What is being asked ::
Wherever "font" turns up in the entries, copy out the line that holds it.

↓↓↓

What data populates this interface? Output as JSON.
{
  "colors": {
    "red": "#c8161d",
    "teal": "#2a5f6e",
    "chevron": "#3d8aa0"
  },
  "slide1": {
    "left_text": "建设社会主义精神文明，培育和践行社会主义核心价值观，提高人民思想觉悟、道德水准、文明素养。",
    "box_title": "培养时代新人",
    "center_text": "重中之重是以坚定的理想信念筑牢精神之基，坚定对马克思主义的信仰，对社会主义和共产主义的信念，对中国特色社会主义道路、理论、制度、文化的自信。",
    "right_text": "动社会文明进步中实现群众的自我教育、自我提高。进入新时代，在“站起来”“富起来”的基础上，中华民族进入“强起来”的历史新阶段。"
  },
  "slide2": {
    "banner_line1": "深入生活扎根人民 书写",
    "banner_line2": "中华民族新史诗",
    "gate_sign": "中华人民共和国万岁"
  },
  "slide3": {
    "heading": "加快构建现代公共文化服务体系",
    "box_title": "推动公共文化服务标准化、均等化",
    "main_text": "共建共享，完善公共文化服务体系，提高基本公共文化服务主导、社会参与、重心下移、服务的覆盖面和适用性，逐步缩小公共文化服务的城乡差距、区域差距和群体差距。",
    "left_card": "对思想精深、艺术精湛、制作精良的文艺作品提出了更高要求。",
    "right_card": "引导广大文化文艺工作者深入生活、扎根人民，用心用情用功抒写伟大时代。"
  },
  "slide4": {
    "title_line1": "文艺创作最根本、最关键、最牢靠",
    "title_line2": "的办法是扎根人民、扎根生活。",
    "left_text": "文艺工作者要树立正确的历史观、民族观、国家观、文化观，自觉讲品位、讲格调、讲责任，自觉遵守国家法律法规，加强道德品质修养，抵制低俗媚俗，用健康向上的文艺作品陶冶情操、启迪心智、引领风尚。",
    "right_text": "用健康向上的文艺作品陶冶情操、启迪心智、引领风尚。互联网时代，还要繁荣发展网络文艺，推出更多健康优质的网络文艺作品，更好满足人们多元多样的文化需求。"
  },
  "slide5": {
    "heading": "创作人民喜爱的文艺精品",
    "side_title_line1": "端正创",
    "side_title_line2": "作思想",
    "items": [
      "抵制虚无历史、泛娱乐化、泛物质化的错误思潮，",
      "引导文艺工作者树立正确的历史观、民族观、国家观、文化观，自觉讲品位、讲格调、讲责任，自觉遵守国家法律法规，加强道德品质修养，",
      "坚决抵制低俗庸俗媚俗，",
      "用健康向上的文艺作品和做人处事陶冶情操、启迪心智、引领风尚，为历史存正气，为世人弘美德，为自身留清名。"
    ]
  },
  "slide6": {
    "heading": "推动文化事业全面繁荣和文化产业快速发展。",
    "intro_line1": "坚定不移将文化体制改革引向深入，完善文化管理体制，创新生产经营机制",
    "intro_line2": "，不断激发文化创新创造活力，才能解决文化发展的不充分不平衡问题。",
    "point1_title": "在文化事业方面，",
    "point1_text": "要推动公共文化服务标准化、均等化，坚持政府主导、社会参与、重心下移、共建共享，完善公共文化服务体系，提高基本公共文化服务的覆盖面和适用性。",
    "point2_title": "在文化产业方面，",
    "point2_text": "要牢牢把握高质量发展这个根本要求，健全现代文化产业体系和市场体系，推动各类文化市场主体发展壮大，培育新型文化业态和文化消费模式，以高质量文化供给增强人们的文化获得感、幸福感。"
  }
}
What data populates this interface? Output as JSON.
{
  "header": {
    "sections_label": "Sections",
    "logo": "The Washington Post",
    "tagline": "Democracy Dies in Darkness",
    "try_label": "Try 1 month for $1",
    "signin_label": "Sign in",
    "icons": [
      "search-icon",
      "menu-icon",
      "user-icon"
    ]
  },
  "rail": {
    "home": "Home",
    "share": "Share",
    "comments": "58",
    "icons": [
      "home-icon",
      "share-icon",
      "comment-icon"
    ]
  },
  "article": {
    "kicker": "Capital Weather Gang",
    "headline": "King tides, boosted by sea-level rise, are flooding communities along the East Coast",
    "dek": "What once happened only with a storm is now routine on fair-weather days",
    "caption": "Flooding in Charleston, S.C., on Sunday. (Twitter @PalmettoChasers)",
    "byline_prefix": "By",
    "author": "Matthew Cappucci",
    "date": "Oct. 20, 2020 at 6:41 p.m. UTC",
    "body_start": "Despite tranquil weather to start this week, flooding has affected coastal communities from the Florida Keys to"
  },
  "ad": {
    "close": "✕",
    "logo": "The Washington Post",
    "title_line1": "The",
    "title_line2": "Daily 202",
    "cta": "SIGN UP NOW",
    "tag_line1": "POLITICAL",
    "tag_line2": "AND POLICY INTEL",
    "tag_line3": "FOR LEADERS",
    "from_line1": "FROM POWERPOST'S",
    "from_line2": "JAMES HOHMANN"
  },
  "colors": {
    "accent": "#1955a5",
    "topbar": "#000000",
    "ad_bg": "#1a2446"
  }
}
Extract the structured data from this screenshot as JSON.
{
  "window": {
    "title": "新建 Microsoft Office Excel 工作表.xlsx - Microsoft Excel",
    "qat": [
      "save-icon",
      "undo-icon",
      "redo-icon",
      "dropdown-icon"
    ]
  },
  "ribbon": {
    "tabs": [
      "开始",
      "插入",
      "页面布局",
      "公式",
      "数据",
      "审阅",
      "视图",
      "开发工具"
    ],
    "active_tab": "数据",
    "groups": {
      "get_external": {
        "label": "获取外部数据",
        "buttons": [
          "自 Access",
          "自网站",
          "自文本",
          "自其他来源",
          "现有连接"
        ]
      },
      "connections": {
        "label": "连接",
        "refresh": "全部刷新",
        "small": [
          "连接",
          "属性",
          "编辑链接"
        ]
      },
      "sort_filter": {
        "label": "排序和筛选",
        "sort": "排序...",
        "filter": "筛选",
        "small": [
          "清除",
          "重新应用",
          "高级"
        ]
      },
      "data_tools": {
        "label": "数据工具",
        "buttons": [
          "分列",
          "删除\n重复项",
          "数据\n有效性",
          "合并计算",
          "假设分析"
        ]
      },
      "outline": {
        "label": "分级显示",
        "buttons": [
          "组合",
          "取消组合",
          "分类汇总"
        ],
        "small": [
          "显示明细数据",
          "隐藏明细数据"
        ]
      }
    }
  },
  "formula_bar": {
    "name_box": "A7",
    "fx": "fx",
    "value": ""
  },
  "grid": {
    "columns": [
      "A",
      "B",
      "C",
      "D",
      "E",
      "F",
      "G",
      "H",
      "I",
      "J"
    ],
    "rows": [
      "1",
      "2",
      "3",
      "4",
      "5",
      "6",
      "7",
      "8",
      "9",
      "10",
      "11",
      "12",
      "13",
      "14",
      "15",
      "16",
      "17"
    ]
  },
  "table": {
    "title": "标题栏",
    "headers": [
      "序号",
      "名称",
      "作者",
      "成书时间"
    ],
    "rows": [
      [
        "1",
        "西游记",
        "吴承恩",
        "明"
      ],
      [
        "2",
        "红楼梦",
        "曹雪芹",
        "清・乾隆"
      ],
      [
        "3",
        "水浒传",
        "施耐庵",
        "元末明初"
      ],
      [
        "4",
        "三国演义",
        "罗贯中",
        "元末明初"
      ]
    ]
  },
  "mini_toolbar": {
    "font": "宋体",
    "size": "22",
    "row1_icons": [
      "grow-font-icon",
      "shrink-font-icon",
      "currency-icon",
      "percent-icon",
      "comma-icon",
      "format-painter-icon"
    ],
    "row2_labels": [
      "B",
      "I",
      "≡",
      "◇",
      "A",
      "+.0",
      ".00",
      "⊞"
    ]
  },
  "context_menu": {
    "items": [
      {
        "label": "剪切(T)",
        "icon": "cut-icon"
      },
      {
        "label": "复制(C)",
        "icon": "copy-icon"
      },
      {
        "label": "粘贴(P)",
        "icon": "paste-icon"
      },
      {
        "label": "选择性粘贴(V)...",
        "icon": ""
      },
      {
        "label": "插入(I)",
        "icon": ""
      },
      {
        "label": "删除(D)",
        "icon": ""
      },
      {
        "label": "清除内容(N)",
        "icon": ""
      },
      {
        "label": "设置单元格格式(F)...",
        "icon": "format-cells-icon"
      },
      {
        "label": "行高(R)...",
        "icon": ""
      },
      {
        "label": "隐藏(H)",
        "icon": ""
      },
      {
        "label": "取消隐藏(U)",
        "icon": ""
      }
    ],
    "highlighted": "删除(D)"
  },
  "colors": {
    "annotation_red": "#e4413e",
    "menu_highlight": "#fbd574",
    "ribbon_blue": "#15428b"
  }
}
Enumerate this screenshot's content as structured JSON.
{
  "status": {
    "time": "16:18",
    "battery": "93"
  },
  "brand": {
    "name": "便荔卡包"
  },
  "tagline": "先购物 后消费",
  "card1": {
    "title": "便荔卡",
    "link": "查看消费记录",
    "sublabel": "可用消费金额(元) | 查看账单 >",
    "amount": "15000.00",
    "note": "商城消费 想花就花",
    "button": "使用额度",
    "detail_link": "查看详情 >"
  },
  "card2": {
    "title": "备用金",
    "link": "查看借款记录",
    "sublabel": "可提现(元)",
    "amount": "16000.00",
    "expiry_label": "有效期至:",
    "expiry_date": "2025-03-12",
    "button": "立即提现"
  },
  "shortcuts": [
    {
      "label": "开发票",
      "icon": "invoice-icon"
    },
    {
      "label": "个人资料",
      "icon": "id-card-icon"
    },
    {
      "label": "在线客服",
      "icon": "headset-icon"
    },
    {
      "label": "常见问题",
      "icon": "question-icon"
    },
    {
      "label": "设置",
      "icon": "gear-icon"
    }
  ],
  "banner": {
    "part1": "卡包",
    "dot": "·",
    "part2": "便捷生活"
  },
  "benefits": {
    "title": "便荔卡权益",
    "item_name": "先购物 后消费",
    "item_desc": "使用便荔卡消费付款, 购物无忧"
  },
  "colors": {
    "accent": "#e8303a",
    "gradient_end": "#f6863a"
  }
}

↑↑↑

Result ::
    "font": "宋体",
      "grow-font-icon",
      "shrink-font-icon",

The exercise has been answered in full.